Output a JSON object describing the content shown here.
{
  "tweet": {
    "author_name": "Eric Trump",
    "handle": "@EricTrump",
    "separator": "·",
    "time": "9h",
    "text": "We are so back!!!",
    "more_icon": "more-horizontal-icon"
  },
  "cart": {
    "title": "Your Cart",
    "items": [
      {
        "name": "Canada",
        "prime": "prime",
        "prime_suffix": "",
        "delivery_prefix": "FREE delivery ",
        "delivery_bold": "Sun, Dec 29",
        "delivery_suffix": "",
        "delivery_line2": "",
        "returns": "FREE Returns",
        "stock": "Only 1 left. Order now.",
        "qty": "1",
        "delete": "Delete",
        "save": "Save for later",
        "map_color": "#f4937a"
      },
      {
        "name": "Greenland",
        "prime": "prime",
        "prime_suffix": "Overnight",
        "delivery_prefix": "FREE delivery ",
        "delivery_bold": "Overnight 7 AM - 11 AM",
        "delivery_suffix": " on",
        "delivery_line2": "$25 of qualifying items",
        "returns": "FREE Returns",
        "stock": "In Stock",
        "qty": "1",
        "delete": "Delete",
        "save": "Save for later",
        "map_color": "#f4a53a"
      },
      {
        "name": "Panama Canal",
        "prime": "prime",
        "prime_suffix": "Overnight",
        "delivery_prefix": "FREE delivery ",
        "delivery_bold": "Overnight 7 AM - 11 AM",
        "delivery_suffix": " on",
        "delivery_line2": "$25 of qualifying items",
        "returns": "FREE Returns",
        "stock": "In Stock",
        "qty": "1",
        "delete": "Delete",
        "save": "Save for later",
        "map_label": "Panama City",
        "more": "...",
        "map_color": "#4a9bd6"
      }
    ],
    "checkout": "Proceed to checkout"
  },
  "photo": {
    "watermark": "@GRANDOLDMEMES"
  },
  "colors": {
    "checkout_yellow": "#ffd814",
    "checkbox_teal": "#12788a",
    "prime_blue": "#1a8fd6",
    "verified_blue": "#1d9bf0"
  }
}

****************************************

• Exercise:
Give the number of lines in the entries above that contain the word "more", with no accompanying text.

• Written response:
2